Publishers: EA Games
Just to clarify, this is not a review of SimCity. We can't provide you with a value judgement on the finished product just yet, and we certainly wouldn't feel comfortable picking apart the nuances of the city-building experiences we've been enjoying.
Mainly because there haven't been any.
Put simply, EA's launch of SimCity has been an embarrassing failure for all concerned. First of all, there was the pricing. A quick pop into your local GAME will see SimCity listed for sale at a price point of £42.99. That's more than most console games! It's been dictated by a digital price point on Origin that is frankly ludicrous. But don't forget, that's not for the full game. You see, EA pulled a bunch of stuff out of the game so that they could make gullible folk shell out for a Super Bumper Wicked Awesome Digital Deluxe version of the game. Don't be fooled. That's the full game. For £65.
Secondly, there's the small issue that once you've sold your grandmother for the privilege of dabbling in virtual civics, the game doesn't work, not reliably anyway. The chief concern for EVERYONE when it comes to this game has persistently proven to be the always-connected requirement. We will readily admit that we loved the idea of connected cities co-existing with one another, but let's be honest, Maxis could easily have bolted on a little offline sandbox mode if they'd wanted (or been permitted?) to. But tales of gamers waiting for hours just to unlock the game that they've bought, then sitting in server queues for long periods of time, before finally (if lucky) reaching the main menu of the game itself only to be told that the servers are once again offline and cities can't be loaded, make for a situation that has only gotten worse since Tuesday morning.
Hilariously, some sites have deemed it acceptable to run "reviews" of an always-online game conducted in a closed environment on private servers that no consumer has access to. We strongly advise you to ignore all of them. Just look at Polygon's yo-yo-ing score: a prime example of a clusterfuck conducted by veterans who really ought to have known better.
Worse yet, those reviews refer to a game that doesn't exist! Much as you might throw suitcases and seats and fat people out of a damaged plane to try and prevent a spiralling deadly descent, EA have been ripping out game features in the hopes that it might alleviate the hopelessly inadequate server-load. To be honest, we reckon it would be easier if they just took everyone's money, and then banned anyone who complained. The real problem, you see, are the players. Thin the herd, then everything will be fine.
We joke, but then a chatlog with an EA rep went viral and revealed that not only are the company refusing to reimburse disgruntled gamers who decided to buy the game digitally, but many retailers are refusing returns on opened copies of the game. To be fair, that's been standard procedure when it comes to software for a long time, indeed protocol is the only thing EA have been hiding behind; but when you're shipping an unplayable game it becomes incredibly contentious.

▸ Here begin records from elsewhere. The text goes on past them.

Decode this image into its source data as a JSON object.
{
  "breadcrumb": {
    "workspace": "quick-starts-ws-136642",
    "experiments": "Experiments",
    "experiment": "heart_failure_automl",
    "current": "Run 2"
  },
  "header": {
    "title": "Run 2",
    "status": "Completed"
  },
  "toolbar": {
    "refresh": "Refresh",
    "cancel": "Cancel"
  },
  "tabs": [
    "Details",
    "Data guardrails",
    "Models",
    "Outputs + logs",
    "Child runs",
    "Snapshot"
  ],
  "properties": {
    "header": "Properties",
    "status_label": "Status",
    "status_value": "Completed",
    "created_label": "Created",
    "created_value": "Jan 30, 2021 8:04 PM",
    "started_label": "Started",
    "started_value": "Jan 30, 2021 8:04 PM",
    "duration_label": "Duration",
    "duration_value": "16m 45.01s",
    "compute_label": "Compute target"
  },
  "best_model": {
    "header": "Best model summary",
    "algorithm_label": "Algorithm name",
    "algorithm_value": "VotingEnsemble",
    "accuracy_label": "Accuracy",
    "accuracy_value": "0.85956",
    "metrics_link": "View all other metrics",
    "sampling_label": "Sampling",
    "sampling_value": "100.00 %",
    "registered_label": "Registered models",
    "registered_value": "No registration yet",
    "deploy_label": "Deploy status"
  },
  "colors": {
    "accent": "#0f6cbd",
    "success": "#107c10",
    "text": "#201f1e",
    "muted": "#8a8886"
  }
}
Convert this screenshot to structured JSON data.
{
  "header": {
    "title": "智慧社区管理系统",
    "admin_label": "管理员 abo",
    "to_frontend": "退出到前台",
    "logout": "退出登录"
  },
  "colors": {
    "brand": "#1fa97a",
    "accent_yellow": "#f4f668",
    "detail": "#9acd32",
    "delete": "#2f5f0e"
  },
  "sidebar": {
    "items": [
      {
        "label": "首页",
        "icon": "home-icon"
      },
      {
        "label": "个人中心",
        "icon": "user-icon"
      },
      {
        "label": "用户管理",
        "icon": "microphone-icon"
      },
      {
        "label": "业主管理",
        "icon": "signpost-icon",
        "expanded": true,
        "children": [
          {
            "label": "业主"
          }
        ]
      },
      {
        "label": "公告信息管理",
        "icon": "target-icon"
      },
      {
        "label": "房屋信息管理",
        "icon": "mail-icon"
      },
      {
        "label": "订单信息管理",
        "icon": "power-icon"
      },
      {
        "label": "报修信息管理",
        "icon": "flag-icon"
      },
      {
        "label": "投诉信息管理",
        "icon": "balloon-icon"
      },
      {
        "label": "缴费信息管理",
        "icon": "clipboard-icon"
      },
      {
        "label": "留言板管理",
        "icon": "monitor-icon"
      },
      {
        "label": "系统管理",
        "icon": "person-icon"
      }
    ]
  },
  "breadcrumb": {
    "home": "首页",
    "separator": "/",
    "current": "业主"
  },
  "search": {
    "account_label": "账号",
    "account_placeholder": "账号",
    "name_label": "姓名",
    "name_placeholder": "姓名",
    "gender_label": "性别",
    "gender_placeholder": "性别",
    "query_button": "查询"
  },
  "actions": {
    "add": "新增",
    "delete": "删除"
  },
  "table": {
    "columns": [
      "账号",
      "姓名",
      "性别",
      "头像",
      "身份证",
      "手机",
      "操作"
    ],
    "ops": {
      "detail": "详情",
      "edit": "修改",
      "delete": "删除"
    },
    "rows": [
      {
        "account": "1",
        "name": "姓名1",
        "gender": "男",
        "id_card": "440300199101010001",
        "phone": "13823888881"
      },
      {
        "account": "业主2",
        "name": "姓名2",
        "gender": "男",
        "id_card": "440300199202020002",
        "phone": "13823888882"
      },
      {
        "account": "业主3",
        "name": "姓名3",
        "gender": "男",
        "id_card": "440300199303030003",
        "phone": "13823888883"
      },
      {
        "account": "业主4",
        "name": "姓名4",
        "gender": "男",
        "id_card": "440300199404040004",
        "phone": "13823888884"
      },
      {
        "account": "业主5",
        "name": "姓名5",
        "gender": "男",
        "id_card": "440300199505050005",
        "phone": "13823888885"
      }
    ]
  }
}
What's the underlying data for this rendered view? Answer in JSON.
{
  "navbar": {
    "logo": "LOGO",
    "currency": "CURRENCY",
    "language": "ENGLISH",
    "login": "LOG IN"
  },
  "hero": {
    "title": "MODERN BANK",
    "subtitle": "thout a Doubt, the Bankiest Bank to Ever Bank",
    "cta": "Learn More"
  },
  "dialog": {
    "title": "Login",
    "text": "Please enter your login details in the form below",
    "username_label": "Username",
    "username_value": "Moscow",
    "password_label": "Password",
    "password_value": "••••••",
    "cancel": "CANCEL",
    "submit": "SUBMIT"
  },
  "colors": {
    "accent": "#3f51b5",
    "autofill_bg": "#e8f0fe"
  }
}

Oh, and if that wasn't bad enough, if you don't like it, you'll probably get banned. EA have denied this on Twitter, but one wonders why on earth the rep would possibly have gone off-book with talk of the banhammer.
To tell the truth, the EU experience (that we've had) has been touch and go. At times we've logged on absolutely fine, and managed to play for anywhere between 10-100 mins without getting unceremoniously booted. At others, it's been a gruelling process of frustration. The inconsistencies are such that, more often than not, cities and regions we've been working in have completely failed to save if the connection drops, and the game is riddled with little bugs.
Things could be worse, though. Spare a thought for the poor souls in Asia who've not actually got servers of their own because, as an EA Korea rep put it, of "piracy". The irony of not being able to play something that you've paid for, when you could easily play something for which you've not elsewhere, is hopefully not lost on EA.
We don't have an issue with the always-connected idea in theory. But when you build a product around a core mechanic, and then completely fail to deliver on that mechanic, there's every right for customers to be livid. This should have been an opportunity for EA to gloriously outline their roadmap going forward, and justify the tough decisions they made for this game. Instead, SimCity's launch crumbled under the weight of expectation, with EA showing a complete disregard for customer service, and a potentially exciting game has been marred by completely avoidable vilification. Right now, those user review scores are a much, much fairer reflection of SimCity's current state than anything a critical site has pumped out. At least people are talking about the game, that's a small victory, right?
You could call this launch week many things - we particularly like clusterfuck, omnishambles, comedy of errors, and publisher seppuku - but victorious would not be among the words you'd use.